Date of Publication: March 25, 2019
Author(s): Michael Lerner
We face a perfect storm of environmental, social, technological, economic, geopolitical and other global stressors. These global stressors interact in unpredictable ways. The pace of future shocks is increasing. The prospect for civilizational collapse is real. We need to build meaningful resilience.
There are four questions about how to build resilience:
1. How do we prepare ourselves and those we love?
2. How do we prepare our communities, networks, tribes, and organizations?
3. How do we prepare our states, countries, and international communities?
4. How do we prepare at a global level?
This human predicament goes by many names. The global challenge. The global problematique. Limits to growth. The end of the world as we know it. The prospect for civilizational collapse. All refer to the perfect storm of global biosphere and societal stressors interacting in complex and unpredictable ways.
Environmental stressors include:
– Climate change, sea-level rise, and changing weather
– Biodiversity loss at 10,000 times the normal level
– Toxification of all life, insect armageddon
– Ocean acidification, dead zones, plastics, and fish and plankton depletion
– Declining and polluted fresh water sources

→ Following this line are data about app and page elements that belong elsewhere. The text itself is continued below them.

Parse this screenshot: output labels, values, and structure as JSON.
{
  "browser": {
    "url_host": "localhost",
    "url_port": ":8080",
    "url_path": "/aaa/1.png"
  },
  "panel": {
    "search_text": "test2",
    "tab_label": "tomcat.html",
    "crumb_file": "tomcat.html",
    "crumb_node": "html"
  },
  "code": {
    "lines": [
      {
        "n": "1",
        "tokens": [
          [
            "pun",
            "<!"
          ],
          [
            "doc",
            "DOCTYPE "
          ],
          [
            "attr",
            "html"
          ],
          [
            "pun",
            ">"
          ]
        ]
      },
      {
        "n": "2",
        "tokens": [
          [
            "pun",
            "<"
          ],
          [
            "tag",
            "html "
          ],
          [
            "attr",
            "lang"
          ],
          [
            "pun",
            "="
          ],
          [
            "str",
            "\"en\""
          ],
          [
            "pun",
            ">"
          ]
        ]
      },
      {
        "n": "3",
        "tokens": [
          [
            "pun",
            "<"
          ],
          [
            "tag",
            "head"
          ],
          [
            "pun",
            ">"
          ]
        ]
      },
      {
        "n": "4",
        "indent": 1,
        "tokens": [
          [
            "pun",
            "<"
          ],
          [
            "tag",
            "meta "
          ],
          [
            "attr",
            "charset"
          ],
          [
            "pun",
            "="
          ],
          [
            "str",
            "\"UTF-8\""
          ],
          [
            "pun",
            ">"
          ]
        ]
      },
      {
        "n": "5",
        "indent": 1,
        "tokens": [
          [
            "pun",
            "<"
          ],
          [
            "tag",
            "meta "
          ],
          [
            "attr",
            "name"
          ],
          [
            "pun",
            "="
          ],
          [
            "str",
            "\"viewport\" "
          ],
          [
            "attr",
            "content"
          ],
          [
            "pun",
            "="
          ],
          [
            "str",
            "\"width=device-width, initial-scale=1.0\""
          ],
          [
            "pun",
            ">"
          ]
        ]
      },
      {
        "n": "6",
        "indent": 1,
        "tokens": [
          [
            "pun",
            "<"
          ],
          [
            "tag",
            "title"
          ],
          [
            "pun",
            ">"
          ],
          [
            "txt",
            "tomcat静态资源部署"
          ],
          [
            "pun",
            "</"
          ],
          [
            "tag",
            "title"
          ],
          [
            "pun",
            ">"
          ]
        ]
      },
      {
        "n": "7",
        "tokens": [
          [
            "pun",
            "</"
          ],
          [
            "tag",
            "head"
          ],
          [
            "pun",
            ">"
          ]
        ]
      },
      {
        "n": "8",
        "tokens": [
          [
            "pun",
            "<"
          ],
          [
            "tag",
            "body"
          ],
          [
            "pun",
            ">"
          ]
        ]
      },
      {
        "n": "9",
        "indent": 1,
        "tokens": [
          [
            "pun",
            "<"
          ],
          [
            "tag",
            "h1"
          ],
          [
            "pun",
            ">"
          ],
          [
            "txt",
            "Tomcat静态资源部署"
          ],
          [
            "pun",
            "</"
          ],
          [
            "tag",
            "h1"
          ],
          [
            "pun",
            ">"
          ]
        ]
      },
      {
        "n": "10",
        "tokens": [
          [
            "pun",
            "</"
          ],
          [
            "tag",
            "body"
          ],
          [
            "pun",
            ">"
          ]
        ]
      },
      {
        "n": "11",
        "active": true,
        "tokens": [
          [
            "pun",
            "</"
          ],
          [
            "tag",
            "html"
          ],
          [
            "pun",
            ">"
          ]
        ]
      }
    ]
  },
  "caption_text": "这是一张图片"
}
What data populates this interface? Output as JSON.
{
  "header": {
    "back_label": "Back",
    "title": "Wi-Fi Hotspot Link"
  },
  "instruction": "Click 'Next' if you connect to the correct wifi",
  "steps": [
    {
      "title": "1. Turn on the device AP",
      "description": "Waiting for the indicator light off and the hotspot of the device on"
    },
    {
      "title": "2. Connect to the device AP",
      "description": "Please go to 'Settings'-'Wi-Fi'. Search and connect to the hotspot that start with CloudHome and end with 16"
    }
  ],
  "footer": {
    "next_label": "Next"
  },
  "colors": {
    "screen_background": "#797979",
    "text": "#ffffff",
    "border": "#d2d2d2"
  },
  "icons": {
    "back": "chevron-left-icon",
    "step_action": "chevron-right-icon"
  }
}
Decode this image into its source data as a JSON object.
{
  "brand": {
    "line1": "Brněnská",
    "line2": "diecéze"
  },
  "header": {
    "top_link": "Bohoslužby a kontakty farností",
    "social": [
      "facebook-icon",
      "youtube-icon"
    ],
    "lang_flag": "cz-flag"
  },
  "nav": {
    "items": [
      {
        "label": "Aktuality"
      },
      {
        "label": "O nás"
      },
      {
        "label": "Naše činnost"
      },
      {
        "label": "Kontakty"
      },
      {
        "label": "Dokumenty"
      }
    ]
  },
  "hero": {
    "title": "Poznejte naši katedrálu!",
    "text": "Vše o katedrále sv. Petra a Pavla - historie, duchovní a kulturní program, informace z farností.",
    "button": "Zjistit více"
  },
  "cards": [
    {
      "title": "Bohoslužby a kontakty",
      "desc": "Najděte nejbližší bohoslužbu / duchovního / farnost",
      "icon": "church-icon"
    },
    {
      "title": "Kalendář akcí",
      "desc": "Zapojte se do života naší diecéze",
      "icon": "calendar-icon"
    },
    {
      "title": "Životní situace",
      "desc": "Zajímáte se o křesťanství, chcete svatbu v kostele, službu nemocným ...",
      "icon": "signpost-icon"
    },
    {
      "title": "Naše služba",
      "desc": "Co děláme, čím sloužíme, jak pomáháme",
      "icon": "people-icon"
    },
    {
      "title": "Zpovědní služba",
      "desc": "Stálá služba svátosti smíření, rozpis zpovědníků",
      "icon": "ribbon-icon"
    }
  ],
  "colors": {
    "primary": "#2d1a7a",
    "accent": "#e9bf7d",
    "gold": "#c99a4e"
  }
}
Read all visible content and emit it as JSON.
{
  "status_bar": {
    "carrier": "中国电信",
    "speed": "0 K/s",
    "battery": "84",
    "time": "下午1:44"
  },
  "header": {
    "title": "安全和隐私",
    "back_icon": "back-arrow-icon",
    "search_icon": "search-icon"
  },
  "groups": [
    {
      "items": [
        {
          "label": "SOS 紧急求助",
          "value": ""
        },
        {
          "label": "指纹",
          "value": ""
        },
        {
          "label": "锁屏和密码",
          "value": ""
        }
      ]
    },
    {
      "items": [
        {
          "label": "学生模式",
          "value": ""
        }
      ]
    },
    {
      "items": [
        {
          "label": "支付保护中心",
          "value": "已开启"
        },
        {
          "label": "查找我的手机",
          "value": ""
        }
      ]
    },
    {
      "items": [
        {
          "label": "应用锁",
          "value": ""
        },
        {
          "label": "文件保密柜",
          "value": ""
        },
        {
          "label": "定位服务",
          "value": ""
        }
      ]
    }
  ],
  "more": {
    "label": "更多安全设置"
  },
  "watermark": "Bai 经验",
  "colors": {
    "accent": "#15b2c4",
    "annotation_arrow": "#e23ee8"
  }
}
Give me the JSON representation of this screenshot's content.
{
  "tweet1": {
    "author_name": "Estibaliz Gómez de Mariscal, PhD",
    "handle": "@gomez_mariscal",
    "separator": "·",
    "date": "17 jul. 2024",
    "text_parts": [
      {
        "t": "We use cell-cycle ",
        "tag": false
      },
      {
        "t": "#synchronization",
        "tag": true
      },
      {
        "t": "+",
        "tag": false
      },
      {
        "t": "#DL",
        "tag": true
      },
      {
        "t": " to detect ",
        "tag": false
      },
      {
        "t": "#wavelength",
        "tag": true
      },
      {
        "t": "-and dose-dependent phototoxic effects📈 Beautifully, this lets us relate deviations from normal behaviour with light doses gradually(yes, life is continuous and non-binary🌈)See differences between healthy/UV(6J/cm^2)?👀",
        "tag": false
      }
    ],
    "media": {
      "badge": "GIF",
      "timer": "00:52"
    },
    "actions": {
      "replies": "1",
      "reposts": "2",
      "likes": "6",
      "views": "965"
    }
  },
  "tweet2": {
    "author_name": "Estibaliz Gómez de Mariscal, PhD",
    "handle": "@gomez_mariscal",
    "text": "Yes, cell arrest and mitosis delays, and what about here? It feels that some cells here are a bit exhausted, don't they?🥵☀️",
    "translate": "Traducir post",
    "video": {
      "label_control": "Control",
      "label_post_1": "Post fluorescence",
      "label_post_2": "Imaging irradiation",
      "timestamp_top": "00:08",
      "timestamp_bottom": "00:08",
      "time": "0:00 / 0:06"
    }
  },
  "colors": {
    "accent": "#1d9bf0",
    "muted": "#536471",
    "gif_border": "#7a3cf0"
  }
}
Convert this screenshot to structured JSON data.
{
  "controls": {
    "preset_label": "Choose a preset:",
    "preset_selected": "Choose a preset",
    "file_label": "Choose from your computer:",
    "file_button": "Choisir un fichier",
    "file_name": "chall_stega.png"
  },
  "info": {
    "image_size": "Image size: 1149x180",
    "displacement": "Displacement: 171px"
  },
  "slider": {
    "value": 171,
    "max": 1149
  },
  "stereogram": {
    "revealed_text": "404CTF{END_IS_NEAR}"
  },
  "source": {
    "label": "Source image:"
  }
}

– Depleted top soils
– Vanishing forests and many more
Social stressors include:
– Poverty, racism, and injustice
– Unsustainable economic growth and global debt
– Vulnerable financial systems, supply chains, and power grids
– Population overshoot, refugee migrations, and resource competition
– Uncontrolled technologies, including AI, biotech, nanotech, robotics, cyber threats
– Dysfunctional geopolitics, failing states, and outdated institutions
– War, terrorism, and nuclear threats—defense resources needed elsewhere, and more
Climate change is the greatest global stressor. But a single focus on climate change means other global stressors are underestimated. These stressors interact as force multipliers, increasing unpredictable future shocks and even potential civilizational collapse.
Most people don’t want to think about this. Yet the culture is filled with vivid imaginings of dystopias in books, films, television series, and games. Civilizational collapse lurks at the imaginal edge of collective consciousness. Yet mainstream media and “official” government institutions are largely silent.
People give four excellent reasons for not thinking about the human predicament.
1. It’s overwhelming.
2. I don’t see how to make a difference.
3. I want to focus on things I can change.
4. I have more immediate things to think about.
We won’t argue. We understand. Worry about this can be a poor use of psychic energy for people who barely get by day-to-day—or simply have other priorities.
Likewise, most institutions—governments, corporations, international institutions, and civil society organizations—avoid thinking about our predicament.
They don’t see how they can respond.
They focus on critical sectoral questions.
They ignore future shocks in their planning
They don’t prepare for the high probability of devastating future shocks.
We understand. But we do need a small critical mass of people and organizations who recognize the need to think about our dilemma. The reason is simple. If we prepare, we stand a better chance of surviving than if we don’t. We need to survive these future shocks—up to and including civilizational collapse—if we are to build a greener and more just world on the other side.
Read the complete article here.